"Because We're Worth It." You'd be hard-pressed to find someone who isn't familiar with L'Oréal Paris's iconic tagline, which has evolved from "Because I'm Worth It" to "You're Worth It" to its most recent plural form. But while the phrase itself is so well-known that it regularly appears on trivia shows around the world, the story behind the tagline is decidedly less so. It's why this month, as L'Oréal marks its 50th anniversary, we take a look back at the history of the empowering marketing initiative.
The original tagline "Because I'm Worth It" was coined in 1971 by 23-year-old female copywriter Ilon Specht. The phrase first appeared in the US for L'Oréal's Preference Hair Color advertisement, which the brand described as a product of its time. "The women's rights movement was emancipating women from the housewife persona of the '50s and the tagline was a reflection of what the brand stood for," L'Oréal said via press release.

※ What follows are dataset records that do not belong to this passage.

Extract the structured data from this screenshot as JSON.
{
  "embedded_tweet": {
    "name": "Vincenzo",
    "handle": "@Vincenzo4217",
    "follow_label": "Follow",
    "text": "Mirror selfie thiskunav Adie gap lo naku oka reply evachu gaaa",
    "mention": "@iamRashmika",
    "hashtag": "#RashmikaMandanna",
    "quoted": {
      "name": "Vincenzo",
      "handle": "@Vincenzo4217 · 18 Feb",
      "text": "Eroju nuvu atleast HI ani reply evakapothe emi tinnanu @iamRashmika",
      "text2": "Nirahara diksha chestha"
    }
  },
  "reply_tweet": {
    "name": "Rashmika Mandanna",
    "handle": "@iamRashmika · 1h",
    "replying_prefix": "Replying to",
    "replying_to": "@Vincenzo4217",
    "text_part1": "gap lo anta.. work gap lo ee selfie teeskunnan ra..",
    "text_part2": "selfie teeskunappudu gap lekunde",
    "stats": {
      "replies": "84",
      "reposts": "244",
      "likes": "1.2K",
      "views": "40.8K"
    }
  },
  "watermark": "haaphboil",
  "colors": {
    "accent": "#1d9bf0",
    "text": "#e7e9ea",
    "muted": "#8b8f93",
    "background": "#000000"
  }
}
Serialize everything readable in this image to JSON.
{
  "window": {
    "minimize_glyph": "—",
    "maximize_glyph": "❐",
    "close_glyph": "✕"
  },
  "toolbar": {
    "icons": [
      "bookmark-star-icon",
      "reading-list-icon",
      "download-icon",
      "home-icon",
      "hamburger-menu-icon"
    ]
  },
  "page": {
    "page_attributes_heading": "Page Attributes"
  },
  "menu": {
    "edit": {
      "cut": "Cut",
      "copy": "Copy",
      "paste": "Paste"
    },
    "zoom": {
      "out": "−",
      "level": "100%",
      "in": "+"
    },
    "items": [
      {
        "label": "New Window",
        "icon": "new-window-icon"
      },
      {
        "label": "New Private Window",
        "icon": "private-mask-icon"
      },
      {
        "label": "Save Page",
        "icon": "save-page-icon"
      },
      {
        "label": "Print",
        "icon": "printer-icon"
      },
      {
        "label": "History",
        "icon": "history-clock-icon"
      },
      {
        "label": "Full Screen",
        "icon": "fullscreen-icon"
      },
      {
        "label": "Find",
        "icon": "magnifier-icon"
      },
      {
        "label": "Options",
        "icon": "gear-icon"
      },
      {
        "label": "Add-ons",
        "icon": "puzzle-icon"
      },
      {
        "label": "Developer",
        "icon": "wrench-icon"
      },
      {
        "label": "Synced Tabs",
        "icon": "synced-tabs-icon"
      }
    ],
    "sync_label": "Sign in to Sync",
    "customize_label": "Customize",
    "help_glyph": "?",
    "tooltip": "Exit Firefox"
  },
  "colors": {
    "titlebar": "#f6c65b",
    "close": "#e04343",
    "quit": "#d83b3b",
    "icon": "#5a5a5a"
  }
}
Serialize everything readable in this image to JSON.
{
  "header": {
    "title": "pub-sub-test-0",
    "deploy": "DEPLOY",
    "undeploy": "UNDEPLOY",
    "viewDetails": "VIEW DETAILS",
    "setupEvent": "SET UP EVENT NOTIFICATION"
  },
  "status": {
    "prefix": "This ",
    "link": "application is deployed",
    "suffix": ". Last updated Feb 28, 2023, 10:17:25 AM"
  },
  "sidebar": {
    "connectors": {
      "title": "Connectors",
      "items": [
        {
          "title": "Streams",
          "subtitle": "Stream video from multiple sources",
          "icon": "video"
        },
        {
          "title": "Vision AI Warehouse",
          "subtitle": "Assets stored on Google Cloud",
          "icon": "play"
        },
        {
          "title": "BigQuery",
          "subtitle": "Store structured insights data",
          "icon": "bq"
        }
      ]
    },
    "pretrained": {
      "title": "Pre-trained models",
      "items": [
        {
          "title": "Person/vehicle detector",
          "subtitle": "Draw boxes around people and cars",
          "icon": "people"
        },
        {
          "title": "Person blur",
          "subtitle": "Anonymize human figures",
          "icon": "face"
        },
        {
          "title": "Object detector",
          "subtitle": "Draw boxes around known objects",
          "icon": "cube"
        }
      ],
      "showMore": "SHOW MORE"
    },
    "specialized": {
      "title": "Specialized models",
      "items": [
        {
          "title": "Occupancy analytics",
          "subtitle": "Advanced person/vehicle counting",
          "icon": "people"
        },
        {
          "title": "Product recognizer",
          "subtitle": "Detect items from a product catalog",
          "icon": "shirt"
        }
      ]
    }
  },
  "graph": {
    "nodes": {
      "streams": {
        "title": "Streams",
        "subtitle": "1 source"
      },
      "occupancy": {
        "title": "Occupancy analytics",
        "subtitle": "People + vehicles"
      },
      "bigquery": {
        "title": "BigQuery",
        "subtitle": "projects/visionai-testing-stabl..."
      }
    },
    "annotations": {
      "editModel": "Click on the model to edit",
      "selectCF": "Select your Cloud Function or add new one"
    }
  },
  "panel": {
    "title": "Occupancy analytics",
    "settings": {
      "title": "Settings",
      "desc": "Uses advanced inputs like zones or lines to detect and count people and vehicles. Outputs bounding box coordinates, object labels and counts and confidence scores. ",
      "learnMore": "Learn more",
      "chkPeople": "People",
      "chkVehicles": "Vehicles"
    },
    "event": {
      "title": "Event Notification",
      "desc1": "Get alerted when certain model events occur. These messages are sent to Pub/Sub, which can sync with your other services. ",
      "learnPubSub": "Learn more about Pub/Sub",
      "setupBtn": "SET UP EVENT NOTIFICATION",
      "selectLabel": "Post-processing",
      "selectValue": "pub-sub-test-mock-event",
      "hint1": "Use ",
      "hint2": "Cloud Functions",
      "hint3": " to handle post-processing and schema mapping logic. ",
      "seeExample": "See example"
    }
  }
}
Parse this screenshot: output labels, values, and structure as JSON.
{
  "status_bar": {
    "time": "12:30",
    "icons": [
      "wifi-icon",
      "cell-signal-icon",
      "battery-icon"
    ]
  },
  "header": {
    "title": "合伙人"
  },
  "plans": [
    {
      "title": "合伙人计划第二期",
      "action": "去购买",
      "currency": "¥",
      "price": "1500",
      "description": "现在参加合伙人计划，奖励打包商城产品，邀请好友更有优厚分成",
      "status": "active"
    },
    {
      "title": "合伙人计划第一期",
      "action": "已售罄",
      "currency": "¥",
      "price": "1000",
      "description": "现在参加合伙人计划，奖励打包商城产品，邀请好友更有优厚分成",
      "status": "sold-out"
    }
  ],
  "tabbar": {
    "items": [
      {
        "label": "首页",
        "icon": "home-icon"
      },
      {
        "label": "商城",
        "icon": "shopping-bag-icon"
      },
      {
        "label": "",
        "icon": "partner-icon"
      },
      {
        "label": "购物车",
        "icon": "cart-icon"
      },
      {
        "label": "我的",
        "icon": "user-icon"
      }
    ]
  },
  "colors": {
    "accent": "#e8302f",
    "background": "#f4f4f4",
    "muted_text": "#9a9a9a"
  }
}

With the women's rights movement front of mind, Specht wanted to do something revolutionary for the time period — she wanted the woman in the ad to speak for herself. "In advertising [created by men] the woman was a complete object, I don't think she even spoke," Specht said. "I wanted to portray a real woman who was more assertive and more contemporary. I wanted the ad to benefit her."
Let's quickly throw it back to the original "Because I'm Worth It" ad copy, which read: "I use the most expensive hair color in the world. Preference, by L'Oréal. It's not that I care about money. It's that I care about hair. What's worth to me is the way my hair feels. It feels good against my neck. Actually, I don't mind spending more for L'Oréal. Because I'm worth it."
That first commercial was revolutionary in a lot of ways, and not just because it was written by a woman and showed a woman talking about a product meant for her (imagine that). It also showed a woman who was self-confident and who was more concerned with feeling good than being the object of a man's desire. "I could just see that they had this traditional view of women, and my feeling was that I'm not writing an ad about looking good for men, which is what it seems to me that they were doing," Specht told The New Yorker 20 years after the initial ad came out. "I just thought, f*ck you. I sat down and did it, in five minutes. It was very personal. I can recite to you the whole commercial, because I was so angry when I wrote it."
L'Oréal Paris's message, which marked a turning point in beauty advertising, has continued to resonate through the decades. It picked up momentum through the '70s and '80s as the women's rights movement evolved and again in the '90s when L'Oréal Paris expanded into new markets, including the Middle East, India, and Asia — making the tagline renowned across the globe.
The brand has continued its efforts in championing people's right around the world with partnerships like the one it has with The Prince's Trust — which is heading into its fifth year of collaboration — through its "All Worth it" program, which aims to transform young people's self-worth and confidence.
Now, in 2021, to mark International Women's Day, L'Oréal Paris announces its commitment to end street harassment and continue the conversation around female empowerment. The brand has teamed up with NGO Hollaback! to create the platform "Stand Up", which includes training sessions that provides tools to help those victim or witness to harassment in public spaces.
In addition to great initiatives, L'Oréal Paris has welcomed many ambassadors: Jane Fonda, Viola Davis, Elle Fanning, and Eva Longoria, to name a few — all of which bring their passions for self-love and confidence.
"We believe that there is no 'one size fits all' vision: beauty is universally unique. Our spokespeople personify dedication and female strength, inspiring every woman to believe in her sense of worth and we are proud to work with unique, diverse, and committed role models," the brand said, adding, "in every campaign, when they assert the words, "Because We're Worth It," they amplify L'Oréal Paris' message, empowering every woman to celebrate her worth."